The travel industry -- and the nation -- was diminished last month
by the loss of two major figures, Curtis Carlson and William
Toohey. Despite singular accomplishments that were widely
recognized by the trade, both were largely unknown to an American
public nonetheless enriched by their contributions.
Carlson, who died at 84 on Feb. 19, was the embodiment of a
Horatio Alger hero.
The son of hardworking Swedish immigrants, he parlayed guts,
brains and vision into an empire that at the time of his death
encompassed 147,000 employees worldwide, reported $7.8 billion in
annual revenues and was worth another $14.2 billion in annual
revenues to franchisees and licensees.
With momentous business decisions these days increasingly
hinging on the whims of focus groups and "team-think" strategists,
Carlson's brand of entrepreneurial enterprise will be sorely
Toohey, who died on Feb. 8 at 72, made significant contributions
to the domestic side of the industry during his long tenure at the
Travel Industry Association and its predecessor organizations.
We owe to him the U.S. Travel Data Center, the annual TIA Pow
Wow, the Travel and Tourism Government Affairs Council -- the
industry's lobbying group -- and National Tourism Week.
As the head of TIA, he worked quietly to foster a greater
understanding of the industry within the halls of government. He
frequently was in the news, but he did not seek the spotlight, and
his shyness and modesty left many thinking he was a bit aloof.
Often, we take for granted our most successful institutions,
with barely a thought about their origins.
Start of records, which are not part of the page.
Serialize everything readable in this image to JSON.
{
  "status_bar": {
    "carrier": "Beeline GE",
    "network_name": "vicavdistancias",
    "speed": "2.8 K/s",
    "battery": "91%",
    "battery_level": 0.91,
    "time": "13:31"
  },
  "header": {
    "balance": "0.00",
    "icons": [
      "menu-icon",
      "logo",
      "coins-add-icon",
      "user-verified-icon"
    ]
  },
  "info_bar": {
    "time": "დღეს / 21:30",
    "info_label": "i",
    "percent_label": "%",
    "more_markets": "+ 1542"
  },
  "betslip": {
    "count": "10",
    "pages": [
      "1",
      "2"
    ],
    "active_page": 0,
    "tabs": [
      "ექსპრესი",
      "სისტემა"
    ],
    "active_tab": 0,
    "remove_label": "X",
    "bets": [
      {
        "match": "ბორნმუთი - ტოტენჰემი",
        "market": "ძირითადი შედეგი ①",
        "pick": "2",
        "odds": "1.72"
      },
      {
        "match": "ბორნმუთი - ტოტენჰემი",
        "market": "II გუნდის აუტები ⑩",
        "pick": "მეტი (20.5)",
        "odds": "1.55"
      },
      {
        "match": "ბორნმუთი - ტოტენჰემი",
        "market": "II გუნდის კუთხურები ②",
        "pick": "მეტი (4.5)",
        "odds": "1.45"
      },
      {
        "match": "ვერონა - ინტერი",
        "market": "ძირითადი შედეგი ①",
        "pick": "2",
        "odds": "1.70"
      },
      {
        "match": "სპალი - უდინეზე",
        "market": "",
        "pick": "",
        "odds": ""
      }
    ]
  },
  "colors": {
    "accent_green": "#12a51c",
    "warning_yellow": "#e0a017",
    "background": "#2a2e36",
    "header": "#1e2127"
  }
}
We should not, however,
forget people like Curtis Carlson and William Toohey, who developed